By Padraic Halpin
DUBLIN (Reuters) - Thousands of Irish protesters sent a message to the government at the weekend that next month's referendum on Europe's new fiscal treaty may not be as easy as early opinion polls suggest.
The Irish have tolerated a longer austerity drive than most Europeans but the protests over a 100-euro tax that nearly half all homeowners have refused to pay signals patience may be wearing thin.
That is worrying for the government as it tells voters it is in their interest to support German-led plans for stricter budget rules in a May 31 referendum, that will probably be Europe's only popular vote on the treaty.

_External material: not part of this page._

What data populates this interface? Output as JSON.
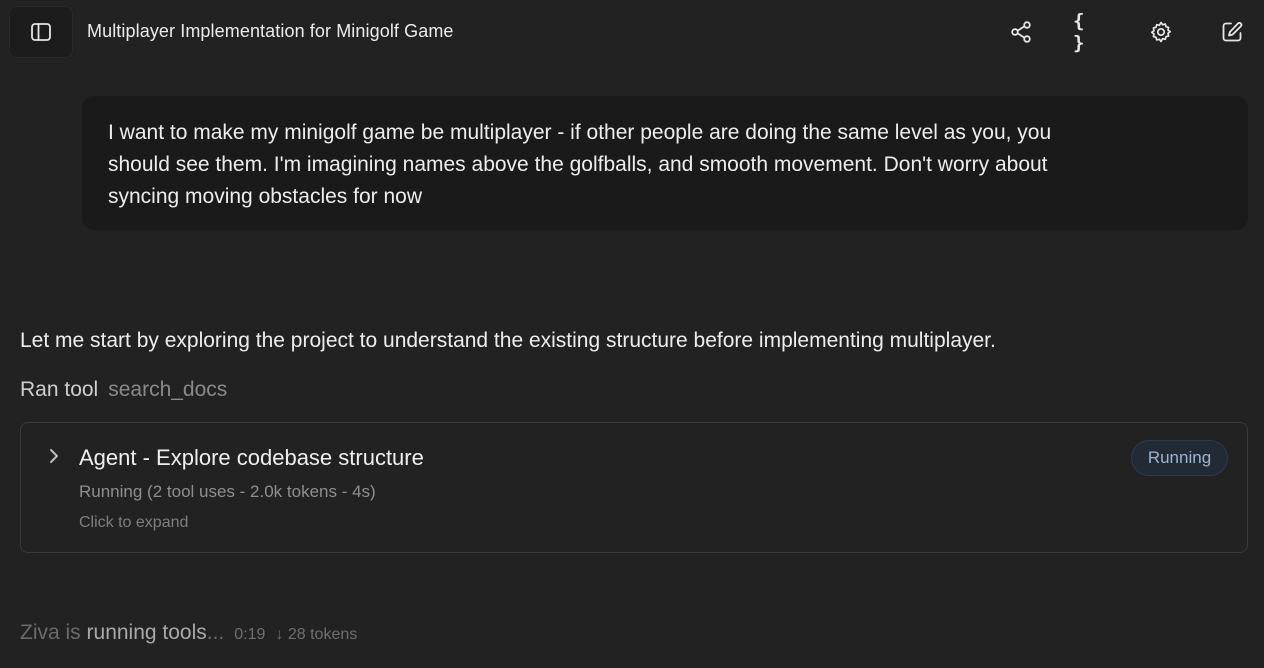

The most recent poll showed that 60 percent of voters who had made up their mind would support the new rules. But Ireland's surprise 2008 rejection of the Lisbon Treaty, a set of EU reforms, is a reminder that an upset cannot be ruled out.
Opponents have dubbed the new treaty the 'austerity treaty' and are fighting hard to keep nearly five years of tax hikes and spending cuts at the heart of the debate.
"The discussion quite legitimately will be around Ireland's experience of a whole series of austerity budgets since 2008 and what the consequences are for unemployment rates and the domestic economy," said Mary Lou McDonald, deputy leader of the left wing Sinn Fein opposition party.
"They say that we've been the poster child for austerity across the European Union but we're not Greeks, we're not French. I never really expected that we would have had massive demonstrations on the streets but the absence of those should not be taken as an absence of anger."
Though tens of thousands took to the streets when Ireland's financial crisis began to take its toll in 2009, Saturday's 5,000-strong protest was large by Irish standards. Continued...